Me on the left with the 90s hair and stirrup pants. My daughter Kasey on the right in the cute dress. Both 9 months pregnant.

I always ask my brilliant daughter to read over my blog posts before they are released into the world. This one sparked some great conversation and we decided it would be great for her to share her perspective.

Here’s another momma’s perspective by Kasey Bennett.

I was blessed with a relatively drama-free pregnancy. I had my fair share of morning sickness and stretch marks, along with a baby who favored some interesting positions. Now I hate to brag, but I experienced almost none of the usual aches and pains of pregnancy: the back and the feet. I like to give all the credit to my mother and posture expert, Amy Mayer. She helped set me up for a surprisingly comfy experience with all of her advice, guidance, and support. Two long weeks after my due date, I gave birth to a healthy and beautiful baby boy, with my mom by my side.

Once my baby arrived, I was determined to master breastfeeding. Anyone who’s ever attempted this knows that for an act that is as old as human existence itself, it’s awfully darn tricky! I had several lactation consultants, joined support groups, and googled until I could google no more. I had a wealth of resources at my fingertips, and I can tell you that not once was posture brought into the equation.

Before long, I was hurting all over. I was hunched over my new baby every two hours like a mama bear protecting her cub from an attack. It was no longer about me or my comfort; I just wanted to get my baby fed. It was a struggle, and anytime something worked, I tried to recreate it at any cost. I would’ve breastfed upside down from some monkey bars if it had worked!

Finally, after several months, I got the hang of things and started to relax more with my son at dinnertime. It was only then that I finally confessed to my mom: I’m hurt, help me! Being an OT, she had to observe me in my natural environment. With her guidance, I was finally sitting pretty, literally!

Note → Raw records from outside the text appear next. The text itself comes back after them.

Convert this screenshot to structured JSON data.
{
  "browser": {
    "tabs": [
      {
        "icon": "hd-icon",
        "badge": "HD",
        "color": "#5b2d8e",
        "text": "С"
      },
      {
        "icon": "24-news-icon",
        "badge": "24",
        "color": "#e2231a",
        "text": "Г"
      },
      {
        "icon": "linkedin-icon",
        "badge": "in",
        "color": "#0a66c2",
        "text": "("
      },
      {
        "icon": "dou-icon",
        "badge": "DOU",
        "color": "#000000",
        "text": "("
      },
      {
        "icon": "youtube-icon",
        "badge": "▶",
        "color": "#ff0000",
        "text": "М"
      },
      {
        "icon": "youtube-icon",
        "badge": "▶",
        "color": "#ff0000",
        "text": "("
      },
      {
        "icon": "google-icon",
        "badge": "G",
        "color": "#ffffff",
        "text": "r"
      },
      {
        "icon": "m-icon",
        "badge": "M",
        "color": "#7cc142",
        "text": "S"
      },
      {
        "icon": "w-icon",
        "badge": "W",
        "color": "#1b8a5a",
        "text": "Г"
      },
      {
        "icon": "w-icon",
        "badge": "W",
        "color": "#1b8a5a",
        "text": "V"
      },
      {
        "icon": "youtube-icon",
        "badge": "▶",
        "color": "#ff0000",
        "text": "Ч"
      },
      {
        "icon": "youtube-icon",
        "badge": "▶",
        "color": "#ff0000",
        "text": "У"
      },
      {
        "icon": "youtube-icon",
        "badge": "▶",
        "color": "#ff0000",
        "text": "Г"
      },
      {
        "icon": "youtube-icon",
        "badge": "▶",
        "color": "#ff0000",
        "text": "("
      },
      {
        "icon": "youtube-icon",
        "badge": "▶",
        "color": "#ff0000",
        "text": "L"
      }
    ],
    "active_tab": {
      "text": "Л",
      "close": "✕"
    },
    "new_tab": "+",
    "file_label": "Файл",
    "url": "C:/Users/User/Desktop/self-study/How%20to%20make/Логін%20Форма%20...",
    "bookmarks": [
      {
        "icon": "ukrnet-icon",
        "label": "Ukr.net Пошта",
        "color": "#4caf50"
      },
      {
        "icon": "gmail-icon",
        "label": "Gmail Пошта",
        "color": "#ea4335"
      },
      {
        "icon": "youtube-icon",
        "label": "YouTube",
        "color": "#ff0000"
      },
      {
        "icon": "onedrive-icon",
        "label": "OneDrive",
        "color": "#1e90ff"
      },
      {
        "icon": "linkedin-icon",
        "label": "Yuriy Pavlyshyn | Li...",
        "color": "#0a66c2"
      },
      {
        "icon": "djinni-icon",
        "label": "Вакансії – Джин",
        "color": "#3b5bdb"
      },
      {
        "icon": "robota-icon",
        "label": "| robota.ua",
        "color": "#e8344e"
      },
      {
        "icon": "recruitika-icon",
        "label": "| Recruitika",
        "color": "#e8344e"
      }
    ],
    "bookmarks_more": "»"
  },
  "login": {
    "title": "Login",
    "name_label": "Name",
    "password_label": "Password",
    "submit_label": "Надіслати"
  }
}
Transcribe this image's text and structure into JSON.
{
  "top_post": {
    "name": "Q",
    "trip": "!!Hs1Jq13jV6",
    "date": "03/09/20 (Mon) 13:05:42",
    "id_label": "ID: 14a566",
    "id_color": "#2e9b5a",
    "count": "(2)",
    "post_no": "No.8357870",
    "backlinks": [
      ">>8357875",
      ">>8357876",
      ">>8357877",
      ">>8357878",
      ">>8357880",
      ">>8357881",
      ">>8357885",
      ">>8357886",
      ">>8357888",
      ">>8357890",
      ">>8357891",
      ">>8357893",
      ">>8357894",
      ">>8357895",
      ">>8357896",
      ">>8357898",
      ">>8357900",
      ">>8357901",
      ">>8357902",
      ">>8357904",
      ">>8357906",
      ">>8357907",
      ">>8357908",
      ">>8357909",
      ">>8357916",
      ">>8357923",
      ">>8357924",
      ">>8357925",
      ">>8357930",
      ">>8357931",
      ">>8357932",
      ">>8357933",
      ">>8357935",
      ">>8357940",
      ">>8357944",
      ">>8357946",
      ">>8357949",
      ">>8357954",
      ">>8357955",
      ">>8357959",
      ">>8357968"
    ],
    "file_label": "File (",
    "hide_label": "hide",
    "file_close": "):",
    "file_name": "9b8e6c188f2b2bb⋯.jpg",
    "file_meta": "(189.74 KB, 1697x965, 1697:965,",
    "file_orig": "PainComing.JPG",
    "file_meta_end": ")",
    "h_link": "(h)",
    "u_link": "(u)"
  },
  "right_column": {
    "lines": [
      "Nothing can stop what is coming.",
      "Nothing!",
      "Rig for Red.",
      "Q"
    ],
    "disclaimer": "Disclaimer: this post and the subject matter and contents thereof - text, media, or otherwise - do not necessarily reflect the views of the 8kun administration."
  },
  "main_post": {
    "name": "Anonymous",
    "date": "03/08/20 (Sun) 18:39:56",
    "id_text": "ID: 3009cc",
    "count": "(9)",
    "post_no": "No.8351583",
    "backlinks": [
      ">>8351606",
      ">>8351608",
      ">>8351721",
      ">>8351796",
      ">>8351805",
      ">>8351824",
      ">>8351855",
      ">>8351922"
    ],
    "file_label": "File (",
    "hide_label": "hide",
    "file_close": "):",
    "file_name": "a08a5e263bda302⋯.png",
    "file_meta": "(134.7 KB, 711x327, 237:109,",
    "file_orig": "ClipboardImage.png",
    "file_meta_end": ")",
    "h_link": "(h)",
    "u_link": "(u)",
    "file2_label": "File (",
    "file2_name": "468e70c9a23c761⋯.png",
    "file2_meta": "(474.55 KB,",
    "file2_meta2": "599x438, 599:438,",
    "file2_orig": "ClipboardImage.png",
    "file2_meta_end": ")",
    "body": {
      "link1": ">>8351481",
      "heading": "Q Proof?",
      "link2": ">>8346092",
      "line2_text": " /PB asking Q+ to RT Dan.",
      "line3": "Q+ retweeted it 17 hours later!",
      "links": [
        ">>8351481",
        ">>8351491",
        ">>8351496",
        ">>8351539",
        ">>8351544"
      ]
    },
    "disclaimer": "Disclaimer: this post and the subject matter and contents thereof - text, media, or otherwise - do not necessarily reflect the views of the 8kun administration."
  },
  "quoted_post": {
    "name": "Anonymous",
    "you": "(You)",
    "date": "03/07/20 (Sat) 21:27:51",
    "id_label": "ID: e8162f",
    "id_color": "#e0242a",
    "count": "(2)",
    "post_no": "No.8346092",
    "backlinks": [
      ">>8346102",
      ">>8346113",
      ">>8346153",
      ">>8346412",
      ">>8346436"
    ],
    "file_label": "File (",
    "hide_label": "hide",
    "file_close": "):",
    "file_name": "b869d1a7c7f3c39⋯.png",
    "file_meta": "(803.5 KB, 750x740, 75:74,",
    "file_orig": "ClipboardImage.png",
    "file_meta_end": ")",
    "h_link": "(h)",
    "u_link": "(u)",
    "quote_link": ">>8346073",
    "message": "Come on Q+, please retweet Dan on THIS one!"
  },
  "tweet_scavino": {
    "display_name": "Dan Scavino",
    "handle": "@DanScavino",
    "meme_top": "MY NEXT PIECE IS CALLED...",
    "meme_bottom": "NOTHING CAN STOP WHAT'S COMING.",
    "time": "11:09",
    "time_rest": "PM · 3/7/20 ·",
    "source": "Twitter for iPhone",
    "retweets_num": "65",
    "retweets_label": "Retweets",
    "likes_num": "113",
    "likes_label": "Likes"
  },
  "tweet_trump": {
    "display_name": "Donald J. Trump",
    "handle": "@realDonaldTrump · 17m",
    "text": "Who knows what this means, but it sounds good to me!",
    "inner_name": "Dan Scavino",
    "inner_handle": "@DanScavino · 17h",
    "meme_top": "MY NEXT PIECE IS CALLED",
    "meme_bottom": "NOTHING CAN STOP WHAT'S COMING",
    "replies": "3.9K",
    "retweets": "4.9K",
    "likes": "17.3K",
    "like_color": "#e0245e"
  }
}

A few years later, my daughter came along. Round 2 wasn’t perfect (it never is), but it was so much better! I found my groove much quicker and experienced much less discomfort. She breastfed until she was 18 months old! So I can say, from first-hand experience, that posture is important and that a few helpful tips took me and my babies a long way. Thanks, mom!

Me on the right with my daughter Kasey in 1988. On the left, Kasey and her daughter Clarke in 2019.

Leave a Reply